We have created a NEF file containing a 20-amino acid chain with all the Reference Chemical Shifts. You can import this into your project and create marks on your spectra by dragging one of the NmrResidues/NmrAtoms onto a SpectrumDisplay.

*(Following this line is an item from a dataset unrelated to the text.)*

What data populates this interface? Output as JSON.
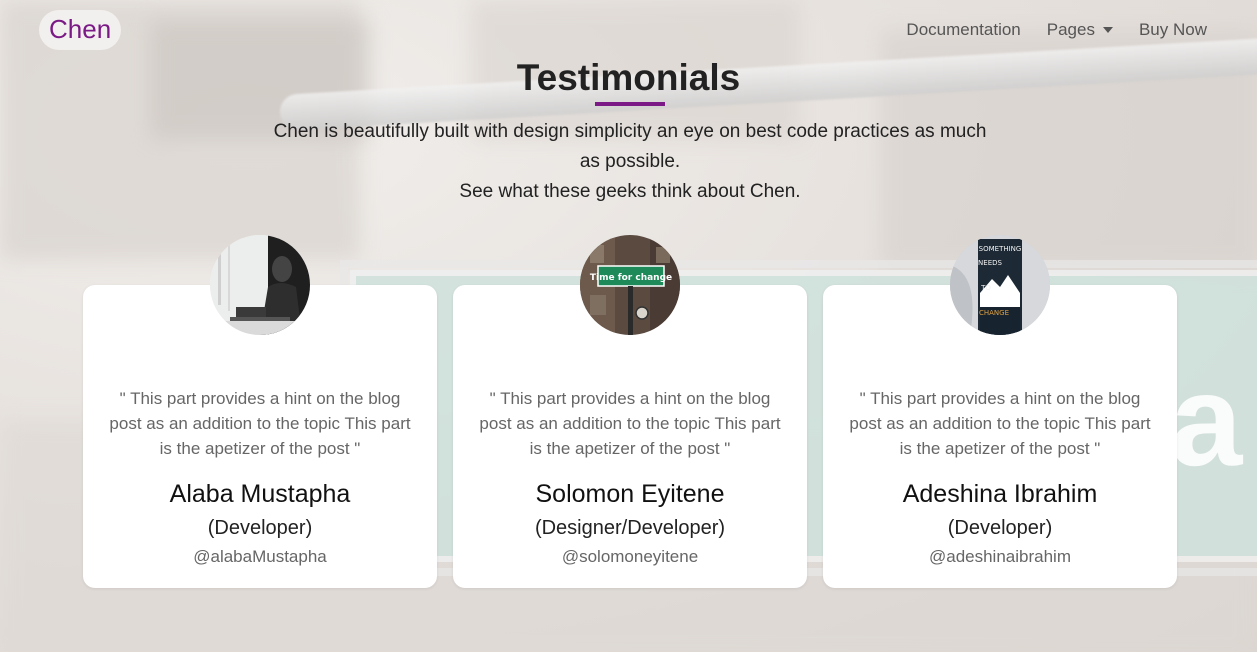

Import the file by going to File / Import / Nef file, using shortcut IN or by dragging the file into your project. If asked, select to Import the file and then in the NEF Import dialog box tick RefChemShifts.nef on the left hand side which will automatically tick the Chain and ChemicalShiftList below. Click the Import button and you will see that a new Chain, ChemicalShiftList and NmrChain have been added to your project. You can now expand the NC:RefChemShifts NmrChain and drag the NmrResidue for any amino acid type into a SpectrumDisplay. Marks will be drawn at the average chemical shift positions for that amino acid type. Note that some chemical shifts may have quite large distributions / error bars, so this may only give you a general guidance as to where to look for the peaks belonging to particular amino acids. This is particularly true for backbone H and N atoms, i.e. 1H-15N HSQC spectra. However, if you are looking at 1H-1H-TOCSY or NOESY spectra of peptides, this can be very useful. Have a look at our Working with Peptides webpage for more advice on features to use when working with peptide data.